  7. 1 2 3 Harter, K.; Levine, M.; Henderson, S. O. (2015). "Anticoagulation Drug Therapy: A Review". The Western Journal of Emergency Medicine. 16 (1): 11–17. doi:10.5811/westjem.2014.12.22933. PMC   4307693 . PMID   25671002.
  8. 1 2 3 4 Whalen, Karen; Finkel, Richard S.; Panavelil, Thomas A. (2015). Lippincott Illustrated Reviews: Pharmacology (6th ed.). Philadelphia: Wolters Kluwer. ISBN   9781451191776. OCLC   881019575.
  9. Saladin, Kenneth S. (2012). Anatomy & Physiology: The Unity of Form and Function (6th ed.). New York, NY: McGraw-Hill. p. 710. ISBN   978-0-07-337825-1.
  10. Fredriksson, L.; Lawrence, D. A.; Medcalf, R. L. (2016). "TPA modulation of the blood-brain barrier: A unifying explanation for the pleiotropic effects of tPA in the CNS?". Seminars in Thrombosis and Hemostasis. 43 (2): 154–168. doi:10.1055/s-0036-1586229. PMC   5848490 . PMID   27677179.
  11. Medcalf, R. (2011). "Plasminogen activation-based thrombolysis for ischaemic stroke: the diversity of targets may demand new approaches". Current Drug Targets. 12 (12): 1772–1781. doi:10.2174/138945011797635885. PMID   21707475.
  12. Budzynski, A. Z. (1991). "Interaction of hementin with fibrinogen and fibrin". Blood Coagulation & Fibrinolysis: An International Journal in Haemostasis and Thrombosis. 2 (1): 149–52. doi:10.1097/00001721-199102000-00022. PMID   1772982.

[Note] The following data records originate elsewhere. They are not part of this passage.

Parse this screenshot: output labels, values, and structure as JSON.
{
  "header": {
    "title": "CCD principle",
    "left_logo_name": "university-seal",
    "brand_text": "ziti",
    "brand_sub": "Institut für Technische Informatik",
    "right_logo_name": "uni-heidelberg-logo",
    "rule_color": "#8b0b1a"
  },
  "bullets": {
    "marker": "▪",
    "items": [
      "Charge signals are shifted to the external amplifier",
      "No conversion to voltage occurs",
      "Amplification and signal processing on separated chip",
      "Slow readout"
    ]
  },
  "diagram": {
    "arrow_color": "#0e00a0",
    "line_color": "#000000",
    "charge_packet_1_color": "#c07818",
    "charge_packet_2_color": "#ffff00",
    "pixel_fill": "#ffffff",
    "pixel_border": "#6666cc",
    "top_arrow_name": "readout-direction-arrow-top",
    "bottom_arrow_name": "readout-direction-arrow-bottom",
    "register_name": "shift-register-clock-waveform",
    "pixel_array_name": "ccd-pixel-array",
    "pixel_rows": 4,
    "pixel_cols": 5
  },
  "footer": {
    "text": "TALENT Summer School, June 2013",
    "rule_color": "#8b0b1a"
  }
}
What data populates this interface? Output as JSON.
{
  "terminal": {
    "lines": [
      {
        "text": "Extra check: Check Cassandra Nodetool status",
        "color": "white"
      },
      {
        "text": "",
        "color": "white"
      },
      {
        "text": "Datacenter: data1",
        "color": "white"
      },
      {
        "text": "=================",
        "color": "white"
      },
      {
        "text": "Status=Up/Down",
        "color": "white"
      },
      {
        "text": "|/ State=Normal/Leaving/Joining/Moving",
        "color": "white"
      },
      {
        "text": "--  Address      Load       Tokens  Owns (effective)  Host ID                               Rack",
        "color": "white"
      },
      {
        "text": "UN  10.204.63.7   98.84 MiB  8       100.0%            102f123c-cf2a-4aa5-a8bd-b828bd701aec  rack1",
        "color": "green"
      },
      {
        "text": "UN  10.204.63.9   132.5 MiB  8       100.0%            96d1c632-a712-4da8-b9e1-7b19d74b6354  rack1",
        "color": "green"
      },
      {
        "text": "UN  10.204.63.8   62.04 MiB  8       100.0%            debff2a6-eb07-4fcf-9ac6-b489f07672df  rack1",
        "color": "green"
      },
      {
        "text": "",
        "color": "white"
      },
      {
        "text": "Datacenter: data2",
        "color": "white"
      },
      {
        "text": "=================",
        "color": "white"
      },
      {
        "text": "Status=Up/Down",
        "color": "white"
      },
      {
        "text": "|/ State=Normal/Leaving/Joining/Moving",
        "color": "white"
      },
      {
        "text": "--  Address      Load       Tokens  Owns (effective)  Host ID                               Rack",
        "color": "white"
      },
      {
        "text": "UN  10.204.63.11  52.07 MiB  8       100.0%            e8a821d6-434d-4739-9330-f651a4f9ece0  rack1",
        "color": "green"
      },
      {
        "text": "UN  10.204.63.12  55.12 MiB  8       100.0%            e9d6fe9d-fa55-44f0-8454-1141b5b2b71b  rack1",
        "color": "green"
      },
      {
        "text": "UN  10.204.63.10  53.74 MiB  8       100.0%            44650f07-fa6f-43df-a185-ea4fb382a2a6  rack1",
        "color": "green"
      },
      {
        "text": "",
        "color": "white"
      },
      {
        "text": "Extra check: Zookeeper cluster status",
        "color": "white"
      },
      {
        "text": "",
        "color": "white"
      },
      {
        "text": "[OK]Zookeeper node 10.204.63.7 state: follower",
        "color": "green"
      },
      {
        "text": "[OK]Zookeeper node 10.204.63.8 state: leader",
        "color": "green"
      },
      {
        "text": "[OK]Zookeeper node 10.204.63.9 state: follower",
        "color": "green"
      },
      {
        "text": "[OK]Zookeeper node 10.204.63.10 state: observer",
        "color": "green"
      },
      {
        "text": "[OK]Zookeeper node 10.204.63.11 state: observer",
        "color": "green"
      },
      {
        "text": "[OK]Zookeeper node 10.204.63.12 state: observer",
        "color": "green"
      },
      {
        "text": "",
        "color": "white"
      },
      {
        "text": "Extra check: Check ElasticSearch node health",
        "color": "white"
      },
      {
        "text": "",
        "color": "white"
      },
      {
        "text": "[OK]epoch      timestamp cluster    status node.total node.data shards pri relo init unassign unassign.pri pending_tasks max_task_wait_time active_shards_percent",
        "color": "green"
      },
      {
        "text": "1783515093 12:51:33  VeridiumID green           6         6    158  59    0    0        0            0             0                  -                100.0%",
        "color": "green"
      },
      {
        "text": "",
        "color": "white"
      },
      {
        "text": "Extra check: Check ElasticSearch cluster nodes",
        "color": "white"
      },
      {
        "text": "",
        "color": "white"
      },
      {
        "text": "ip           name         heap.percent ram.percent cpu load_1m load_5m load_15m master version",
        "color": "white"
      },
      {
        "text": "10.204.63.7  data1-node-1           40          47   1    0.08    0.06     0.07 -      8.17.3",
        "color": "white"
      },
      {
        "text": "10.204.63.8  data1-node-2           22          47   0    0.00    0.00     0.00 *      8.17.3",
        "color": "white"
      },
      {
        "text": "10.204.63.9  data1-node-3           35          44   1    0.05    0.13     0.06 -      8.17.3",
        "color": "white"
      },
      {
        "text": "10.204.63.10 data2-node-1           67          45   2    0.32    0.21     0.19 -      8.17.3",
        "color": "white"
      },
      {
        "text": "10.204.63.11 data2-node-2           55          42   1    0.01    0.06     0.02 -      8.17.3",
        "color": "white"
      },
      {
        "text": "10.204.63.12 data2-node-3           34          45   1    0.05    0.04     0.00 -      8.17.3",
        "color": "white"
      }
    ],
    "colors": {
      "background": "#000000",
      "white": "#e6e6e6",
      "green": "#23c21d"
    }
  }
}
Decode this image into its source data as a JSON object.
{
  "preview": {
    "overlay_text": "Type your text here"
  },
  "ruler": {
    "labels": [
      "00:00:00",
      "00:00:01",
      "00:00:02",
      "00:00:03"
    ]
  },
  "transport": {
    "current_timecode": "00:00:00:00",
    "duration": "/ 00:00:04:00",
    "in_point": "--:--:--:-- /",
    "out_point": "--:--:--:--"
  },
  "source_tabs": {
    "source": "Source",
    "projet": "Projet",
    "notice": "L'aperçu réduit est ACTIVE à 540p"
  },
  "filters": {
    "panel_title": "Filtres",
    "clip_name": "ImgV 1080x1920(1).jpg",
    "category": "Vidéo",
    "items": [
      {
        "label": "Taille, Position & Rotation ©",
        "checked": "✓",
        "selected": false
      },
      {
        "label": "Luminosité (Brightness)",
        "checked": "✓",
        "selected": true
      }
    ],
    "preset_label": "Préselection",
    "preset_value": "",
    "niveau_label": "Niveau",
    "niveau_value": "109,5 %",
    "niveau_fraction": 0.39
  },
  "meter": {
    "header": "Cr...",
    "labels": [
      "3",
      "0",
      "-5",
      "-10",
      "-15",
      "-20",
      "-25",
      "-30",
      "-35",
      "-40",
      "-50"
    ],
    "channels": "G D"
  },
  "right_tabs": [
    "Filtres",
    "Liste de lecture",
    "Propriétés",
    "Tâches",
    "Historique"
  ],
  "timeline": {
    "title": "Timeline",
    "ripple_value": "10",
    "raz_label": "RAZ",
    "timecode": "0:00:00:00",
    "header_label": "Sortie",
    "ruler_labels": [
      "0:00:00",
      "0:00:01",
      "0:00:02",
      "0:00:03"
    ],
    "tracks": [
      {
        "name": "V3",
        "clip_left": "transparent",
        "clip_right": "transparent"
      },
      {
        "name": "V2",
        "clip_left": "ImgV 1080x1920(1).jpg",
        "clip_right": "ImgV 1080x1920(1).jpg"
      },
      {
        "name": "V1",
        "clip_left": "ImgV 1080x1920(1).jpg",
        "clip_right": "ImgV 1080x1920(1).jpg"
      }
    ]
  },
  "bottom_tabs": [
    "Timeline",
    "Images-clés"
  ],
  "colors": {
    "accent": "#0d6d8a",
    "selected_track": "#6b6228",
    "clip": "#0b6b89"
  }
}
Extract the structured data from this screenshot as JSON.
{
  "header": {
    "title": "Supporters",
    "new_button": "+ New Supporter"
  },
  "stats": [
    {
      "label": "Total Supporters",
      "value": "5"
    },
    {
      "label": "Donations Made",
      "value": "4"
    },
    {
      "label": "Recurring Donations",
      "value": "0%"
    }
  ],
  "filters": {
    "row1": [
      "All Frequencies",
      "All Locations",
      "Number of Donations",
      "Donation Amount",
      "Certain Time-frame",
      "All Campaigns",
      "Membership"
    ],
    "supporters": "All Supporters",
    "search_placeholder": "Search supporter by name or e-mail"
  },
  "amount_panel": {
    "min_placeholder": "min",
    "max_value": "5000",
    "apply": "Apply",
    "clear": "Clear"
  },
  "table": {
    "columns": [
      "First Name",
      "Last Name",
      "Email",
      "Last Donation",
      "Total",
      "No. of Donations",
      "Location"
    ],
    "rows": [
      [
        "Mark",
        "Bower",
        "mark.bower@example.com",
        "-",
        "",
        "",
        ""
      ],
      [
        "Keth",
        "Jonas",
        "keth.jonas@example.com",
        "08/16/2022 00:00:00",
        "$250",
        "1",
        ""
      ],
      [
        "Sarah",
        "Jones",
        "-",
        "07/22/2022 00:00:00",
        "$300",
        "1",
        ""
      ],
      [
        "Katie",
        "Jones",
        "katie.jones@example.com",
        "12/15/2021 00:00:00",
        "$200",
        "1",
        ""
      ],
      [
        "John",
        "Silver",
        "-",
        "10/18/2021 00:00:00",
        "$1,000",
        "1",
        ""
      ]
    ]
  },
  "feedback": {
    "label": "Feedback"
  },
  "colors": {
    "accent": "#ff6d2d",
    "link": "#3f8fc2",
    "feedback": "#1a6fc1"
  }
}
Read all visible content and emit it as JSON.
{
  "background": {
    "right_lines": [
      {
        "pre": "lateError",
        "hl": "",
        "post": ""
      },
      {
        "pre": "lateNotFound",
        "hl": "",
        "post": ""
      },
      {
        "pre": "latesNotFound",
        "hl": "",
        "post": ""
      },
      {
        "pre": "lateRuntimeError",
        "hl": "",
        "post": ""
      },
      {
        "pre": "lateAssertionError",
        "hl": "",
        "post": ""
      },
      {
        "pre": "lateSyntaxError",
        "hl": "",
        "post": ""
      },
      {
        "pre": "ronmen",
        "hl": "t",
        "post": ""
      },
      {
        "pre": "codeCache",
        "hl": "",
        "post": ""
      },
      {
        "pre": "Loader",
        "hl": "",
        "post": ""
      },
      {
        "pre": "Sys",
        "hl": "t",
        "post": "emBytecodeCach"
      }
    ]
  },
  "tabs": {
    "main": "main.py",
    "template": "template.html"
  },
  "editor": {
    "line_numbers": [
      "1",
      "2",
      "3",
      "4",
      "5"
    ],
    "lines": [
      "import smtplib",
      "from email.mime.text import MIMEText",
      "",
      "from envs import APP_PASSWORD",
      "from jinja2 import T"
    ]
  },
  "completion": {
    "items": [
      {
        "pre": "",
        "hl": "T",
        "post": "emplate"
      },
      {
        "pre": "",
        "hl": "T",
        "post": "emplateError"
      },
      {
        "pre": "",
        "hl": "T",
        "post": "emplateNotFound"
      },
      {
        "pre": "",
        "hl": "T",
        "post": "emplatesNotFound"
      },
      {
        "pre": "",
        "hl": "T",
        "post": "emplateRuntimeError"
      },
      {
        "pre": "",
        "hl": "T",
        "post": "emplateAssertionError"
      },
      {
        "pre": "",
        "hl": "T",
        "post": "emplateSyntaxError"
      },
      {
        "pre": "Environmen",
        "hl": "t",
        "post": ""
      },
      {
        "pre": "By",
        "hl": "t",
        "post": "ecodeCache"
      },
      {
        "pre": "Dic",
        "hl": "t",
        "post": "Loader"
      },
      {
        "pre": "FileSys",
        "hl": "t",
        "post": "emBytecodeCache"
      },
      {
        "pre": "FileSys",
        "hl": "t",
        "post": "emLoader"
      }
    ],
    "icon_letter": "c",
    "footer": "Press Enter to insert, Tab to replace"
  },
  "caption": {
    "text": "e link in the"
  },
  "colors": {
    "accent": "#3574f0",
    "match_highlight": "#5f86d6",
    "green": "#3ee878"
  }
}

  13. Kumar, Vinay; et al. (2007). Robbins Basic Pathology (8th ed.). Philadelphia: Saunders/Elsevier. ISBN   978-1-4160-2973-1.
Classification
D